* DIRECTIONS: Whenever a line below holds the word "pointer", copy that line.

* Component data from apps and pages:
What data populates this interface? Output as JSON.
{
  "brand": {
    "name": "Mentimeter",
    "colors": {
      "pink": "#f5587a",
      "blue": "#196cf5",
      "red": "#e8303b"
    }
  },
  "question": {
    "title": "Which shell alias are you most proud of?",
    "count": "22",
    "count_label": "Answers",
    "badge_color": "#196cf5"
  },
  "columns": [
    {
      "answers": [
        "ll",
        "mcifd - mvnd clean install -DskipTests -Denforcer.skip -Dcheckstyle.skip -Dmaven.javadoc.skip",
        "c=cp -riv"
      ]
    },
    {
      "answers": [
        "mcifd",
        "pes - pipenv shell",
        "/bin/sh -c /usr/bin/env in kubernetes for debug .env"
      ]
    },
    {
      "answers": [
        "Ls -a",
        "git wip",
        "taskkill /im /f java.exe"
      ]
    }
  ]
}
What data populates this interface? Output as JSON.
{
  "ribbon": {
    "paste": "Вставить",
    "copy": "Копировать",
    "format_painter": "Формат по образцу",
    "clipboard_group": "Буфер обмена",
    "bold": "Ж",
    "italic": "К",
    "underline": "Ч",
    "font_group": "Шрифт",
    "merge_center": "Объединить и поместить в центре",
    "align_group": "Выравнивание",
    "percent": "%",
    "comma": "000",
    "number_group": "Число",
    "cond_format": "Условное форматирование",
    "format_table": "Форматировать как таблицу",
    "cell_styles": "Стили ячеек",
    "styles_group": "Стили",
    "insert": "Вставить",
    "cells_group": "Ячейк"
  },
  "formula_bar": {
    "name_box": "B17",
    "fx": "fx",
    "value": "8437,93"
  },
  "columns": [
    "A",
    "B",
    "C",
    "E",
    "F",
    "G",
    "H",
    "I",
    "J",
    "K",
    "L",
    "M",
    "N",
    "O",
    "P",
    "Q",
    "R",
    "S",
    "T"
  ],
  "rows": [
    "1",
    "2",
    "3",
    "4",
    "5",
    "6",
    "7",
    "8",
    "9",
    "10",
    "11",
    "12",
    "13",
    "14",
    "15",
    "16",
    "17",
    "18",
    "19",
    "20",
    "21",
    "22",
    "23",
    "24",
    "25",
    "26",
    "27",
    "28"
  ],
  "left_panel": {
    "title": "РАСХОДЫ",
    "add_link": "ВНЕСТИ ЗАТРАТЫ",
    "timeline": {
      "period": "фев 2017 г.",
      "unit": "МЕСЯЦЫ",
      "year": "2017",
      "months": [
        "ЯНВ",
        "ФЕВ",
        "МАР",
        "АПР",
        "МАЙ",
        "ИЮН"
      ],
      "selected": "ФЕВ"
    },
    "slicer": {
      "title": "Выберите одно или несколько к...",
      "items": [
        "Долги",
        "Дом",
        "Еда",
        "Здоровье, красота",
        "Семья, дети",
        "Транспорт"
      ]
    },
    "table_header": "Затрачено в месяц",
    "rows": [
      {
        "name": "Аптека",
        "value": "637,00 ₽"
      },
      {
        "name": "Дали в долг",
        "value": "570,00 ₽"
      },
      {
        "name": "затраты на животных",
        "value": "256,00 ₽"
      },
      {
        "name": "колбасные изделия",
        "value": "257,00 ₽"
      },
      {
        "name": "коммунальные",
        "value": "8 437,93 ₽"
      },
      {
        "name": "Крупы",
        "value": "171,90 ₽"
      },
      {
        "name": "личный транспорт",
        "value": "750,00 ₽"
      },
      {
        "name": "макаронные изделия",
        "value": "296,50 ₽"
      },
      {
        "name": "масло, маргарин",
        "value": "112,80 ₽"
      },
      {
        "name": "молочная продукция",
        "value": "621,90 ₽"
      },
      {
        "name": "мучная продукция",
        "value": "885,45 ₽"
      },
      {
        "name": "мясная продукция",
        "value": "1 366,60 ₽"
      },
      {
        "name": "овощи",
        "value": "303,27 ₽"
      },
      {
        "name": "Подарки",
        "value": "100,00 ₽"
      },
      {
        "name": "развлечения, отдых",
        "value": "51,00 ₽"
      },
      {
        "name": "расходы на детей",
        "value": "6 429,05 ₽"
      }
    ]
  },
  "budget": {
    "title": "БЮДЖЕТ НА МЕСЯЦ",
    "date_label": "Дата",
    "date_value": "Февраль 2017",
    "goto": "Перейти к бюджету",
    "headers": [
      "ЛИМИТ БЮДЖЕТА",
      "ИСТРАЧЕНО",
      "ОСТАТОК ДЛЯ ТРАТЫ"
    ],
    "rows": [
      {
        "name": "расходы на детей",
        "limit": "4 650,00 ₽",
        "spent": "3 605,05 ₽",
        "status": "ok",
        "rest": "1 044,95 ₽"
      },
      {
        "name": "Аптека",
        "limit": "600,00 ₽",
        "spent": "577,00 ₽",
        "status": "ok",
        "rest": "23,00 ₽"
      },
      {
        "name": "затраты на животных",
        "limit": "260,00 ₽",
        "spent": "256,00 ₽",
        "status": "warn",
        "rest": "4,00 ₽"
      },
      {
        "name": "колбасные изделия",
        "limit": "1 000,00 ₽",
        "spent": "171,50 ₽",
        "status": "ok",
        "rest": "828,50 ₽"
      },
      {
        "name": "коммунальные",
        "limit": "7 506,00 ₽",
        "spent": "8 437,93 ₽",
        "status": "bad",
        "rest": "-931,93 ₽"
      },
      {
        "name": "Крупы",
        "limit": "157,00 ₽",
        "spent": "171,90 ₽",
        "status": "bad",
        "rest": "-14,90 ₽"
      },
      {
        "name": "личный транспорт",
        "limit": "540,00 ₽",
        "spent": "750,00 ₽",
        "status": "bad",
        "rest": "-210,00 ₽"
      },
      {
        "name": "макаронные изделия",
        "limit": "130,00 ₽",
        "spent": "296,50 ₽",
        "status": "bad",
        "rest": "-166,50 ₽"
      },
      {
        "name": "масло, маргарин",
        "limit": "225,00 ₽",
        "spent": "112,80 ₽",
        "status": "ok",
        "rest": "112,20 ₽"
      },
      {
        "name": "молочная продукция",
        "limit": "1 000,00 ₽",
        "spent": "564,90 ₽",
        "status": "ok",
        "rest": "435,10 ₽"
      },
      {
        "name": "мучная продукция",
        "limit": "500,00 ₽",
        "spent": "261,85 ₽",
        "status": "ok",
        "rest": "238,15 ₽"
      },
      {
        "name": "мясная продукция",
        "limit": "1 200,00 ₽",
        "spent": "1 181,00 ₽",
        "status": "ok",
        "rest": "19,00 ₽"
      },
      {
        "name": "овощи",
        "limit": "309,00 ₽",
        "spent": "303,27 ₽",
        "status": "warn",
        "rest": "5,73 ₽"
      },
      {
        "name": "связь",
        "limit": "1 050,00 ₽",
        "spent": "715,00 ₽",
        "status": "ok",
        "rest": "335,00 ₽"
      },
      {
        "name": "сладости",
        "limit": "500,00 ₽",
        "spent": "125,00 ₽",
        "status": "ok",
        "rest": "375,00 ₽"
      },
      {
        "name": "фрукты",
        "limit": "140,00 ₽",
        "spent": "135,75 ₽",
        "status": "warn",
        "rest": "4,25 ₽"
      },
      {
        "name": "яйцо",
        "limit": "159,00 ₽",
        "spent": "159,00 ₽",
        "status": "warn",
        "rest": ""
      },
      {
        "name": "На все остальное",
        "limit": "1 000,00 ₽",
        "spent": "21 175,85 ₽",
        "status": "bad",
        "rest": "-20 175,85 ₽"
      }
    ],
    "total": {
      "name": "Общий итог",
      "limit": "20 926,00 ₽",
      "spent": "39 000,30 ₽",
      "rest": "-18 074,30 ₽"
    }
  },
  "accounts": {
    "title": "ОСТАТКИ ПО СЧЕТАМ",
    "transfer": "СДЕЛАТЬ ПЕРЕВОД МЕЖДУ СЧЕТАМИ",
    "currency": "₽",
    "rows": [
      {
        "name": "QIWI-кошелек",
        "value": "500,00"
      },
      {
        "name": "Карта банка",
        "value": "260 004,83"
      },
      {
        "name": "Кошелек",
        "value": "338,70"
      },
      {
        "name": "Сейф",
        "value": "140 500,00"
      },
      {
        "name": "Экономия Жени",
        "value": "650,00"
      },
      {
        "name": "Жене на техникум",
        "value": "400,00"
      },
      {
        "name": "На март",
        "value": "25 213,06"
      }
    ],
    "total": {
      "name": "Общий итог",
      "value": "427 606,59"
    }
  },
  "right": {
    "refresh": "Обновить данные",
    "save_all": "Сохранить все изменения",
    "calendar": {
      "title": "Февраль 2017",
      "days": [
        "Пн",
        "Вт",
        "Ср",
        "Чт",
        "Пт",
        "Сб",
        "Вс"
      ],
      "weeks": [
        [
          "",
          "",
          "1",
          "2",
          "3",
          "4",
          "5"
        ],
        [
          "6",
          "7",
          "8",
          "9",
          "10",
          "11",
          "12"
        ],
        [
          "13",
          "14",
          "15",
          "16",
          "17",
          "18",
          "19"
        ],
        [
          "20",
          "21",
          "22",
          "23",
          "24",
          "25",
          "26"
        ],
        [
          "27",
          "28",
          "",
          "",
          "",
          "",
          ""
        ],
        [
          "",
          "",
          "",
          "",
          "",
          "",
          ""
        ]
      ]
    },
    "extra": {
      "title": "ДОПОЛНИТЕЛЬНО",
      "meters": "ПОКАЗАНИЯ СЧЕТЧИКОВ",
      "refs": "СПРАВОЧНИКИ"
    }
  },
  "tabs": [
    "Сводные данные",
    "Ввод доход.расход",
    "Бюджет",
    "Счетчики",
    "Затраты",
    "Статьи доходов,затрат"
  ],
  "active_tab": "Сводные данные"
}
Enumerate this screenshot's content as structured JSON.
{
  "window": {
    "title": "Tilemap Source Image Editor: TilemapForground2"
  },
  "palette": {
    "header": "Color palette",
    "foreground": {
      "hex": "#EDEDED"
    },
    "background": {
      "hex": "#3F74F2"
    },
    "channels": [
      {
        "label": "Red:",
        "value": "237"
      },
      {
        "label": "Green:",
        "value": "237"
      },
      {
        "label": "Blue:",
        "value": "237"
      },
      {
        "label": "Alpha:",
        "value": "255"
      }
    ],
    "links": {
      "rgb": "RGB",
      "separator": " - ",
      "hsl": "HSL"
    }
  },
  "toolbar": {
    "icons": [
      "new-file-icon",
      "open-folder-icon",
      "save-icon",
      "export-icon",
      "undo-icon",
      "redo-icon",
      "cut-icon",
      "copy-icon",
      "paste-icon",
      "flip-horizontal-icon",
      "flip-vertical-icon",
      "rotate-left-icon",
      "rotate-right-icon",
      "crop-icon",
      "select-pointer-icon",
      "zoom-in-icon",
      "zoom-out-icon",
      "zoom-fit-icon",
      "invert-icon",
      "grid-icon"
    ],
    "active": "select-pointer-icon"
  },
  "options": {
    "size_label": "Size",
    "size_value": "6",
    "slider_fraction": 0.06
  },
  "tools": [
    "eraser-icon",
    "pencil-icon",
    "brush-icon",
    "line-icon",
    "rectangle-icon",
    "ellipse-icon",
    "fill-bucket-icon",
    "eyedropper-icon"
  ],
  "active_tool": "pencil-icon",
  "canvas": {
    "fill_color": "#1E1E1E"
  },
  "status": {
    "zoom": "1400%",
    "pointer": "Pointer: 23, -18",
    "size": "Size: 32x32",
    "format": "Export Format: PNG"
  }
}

* OUTPUT BELOW:
      "select-pointer-icon",
    "active": "select-pointer-icon"
    "pointer": "Pointer: 23, -18",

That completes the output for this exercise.